• ACTION ITEM: For the entries below, state how many lines contain the word "expressions" and add nothing else.

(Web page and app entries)
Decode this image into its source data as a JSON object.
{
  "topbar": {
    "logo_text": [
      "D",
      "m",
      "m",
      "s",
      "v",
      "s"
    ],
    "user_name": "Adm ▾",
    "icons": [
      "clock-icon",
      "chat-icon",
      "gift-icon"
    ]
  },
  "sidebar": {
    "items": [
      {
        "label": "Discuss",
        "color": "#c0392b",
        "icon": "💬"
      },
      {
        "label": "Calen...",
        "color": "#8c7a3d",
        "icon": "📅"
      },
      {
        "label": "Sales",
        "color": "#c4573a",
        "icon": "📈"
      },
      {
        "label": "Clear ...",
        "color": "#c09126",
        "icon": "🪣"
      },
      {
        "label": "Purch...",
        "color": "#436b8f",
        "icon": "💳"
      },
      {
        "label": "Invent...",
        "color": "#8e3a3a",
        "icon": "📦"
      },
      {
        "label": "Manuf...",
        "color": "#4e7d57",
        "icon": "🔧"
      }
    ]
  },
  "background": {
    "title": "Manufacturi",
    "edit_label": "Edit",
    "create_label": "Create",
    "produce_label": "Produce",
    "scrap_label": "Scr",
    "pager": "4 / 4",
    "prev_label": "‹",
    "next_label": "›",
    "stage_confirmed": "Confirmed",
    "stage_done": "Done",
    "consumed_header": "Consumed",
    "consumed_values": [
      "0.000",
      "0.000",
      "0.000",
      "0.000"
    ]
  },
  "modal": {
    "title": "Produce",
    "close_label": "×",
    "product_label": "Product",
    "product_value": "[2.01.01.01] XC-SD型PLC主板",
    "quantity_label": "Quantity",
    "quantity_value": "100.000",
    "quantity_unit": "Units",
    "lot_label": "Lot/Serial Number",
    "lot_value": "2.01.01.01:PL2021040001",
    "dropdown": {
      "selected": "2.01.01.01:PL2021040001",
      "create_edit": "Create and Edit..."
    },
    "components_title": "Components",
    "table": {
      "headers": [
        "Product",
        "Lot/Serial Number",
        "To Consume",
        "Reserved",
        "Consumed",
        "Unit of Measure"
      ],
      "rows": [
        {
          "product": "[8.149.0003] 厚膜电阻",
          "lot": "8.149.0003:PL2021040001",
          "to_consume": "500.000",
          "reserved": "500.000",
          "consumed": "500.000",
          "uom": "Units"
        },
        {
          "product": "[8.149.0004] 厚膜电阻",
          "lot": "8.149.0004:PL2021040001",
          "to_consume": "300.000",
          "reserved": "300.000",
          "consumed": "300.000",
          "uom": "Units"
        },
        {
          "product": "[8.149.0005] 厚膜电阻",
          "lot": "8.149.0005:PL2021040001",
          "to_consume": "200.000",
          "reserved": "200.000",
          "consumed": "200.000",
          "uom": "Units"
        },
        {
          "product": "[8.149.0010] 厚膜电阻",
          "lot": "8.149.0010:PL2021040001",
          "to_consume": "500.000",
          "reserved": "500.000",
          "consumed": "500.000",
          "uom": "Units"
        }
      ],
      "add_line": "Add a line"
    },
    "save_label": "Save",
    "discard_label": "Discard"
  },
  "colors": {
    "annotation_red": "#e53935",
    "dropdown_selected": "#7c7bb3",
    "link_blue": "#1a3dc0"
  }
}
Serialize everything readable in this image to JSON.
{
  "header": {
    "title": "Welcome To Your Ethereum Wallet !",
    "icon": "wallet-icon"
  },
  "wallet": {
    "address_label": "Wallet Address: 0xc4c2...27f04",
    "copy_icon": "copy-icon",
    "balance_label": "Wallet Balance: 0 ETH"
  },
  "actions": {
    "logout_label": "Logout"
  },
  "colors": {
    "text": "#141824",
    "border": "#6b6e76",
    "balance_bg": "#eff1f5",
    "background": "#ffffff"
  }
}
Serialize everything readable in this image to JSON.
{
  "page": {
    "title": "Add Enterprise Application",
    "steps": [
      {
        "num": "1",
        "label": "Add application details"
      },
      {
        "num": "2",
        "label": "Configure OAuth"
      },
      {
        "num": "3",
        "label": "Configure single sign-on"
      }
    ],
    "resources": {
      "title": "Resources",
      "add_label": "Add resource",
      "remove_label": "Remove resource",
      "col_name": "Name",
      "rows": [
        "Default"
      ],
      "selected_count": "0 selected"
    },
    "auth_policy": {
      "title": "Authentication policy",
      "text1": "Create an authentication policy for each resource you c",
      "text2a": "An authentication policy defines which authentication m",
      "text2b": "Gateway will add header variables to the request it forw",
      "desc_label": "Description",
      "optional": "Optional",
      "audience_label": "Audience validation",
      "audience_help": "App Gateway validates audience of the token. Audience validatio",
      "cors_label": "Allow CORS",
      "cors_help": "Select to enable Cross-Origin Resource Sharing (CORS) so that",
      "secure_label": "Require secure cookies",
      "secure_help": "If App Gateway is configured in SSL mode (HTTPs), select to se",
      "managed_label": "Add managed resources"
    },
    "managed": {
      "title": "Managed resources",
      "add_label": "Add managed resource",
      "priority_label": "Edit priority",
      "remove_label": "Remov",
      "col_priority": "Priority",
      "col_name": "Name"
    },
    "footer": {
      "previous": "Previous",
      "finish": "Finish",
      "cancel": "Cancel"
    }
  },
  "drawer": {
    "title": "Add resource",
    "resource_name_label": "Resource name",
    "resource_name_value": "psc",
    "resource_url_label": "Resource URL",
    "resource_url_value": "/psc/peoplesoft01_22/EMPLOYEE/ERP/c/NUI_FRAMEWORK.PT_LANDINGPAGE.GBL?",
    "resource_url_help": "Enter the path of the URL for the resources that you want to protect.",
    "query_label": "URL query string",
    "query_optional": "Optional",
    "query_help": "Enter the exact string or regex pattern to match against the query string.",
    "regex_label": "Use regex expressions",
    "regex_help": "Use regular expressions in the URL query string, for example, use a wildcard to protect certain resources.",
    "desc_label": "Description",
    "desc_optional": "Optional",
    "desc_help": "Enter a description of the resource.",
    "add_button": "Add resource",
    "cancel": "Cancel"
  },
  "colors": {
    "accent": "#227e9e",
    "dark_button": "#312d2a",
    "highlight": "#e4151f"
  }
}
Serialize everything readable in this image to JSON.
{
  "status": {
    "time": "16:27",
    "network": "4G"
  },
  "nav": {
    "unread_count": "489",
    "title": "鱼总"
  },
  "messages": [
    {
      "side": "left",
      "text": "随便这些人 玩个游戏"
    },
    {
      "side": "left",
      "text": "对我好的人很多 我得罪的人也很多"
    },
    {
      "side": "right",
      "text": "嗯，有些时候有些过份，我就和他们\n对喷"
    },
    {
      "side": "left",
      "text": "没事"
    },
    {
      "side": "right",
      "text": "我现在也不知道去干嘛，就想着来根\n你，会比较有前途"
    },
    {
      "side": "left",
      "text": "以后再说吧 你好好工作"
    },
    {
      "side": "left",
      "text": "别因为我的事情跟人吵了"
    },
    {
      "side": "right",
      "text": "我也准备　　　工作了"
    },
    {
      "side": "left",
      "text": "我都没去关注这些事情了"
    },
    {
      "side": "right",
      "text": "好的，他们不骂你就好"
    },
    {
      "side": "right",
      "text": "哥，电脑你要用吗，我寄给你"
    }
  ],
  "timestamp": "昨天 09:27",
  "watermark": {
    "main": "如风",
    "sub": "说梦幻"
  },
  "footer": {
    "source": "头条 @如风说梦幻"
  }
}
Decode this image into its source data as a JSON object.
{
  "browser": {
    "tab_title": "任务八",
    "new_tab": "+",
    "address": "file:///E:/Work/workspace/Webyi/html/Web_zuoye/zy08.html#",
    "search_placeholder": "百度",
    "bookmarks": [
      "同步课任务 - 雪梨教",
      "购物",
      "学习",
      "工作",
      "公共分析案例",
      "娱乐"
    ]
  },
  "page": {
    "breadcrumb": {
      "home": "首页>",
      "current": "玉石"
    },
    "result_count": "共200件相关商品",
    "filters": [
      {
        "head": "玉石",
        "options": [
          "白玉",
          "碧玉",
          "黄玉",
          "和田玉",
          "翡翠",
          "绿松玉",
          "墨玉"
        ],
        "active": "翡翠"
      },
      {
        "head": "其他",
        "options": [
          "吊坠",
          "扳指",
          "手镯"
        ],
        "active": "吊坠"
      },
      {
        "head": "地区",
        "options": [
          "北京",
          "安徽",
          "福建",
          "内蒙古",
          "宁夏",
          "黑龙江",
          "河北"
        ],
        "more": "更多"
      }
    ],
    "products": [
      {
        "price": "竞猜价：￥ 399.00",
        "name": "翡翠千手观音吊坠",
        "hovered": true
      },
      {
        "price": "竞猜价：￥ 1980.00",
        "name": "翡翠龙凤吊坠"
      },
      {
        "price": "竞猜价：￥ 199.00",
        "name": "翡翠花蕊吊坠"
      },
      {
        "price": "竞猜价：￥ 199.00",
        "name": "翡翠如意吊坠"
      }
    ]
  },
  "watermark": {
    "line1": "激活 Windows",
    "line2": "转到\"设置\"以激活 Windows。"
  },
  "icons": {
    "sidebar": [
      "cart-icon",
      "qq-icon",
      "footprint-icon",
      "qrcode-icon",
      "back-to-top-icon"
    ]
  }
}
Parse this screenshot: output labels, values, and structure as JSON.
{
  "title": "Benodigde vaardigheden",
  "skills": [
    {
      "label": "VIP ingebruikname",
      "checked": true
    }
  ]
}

• THE COMPLETED TASK: 2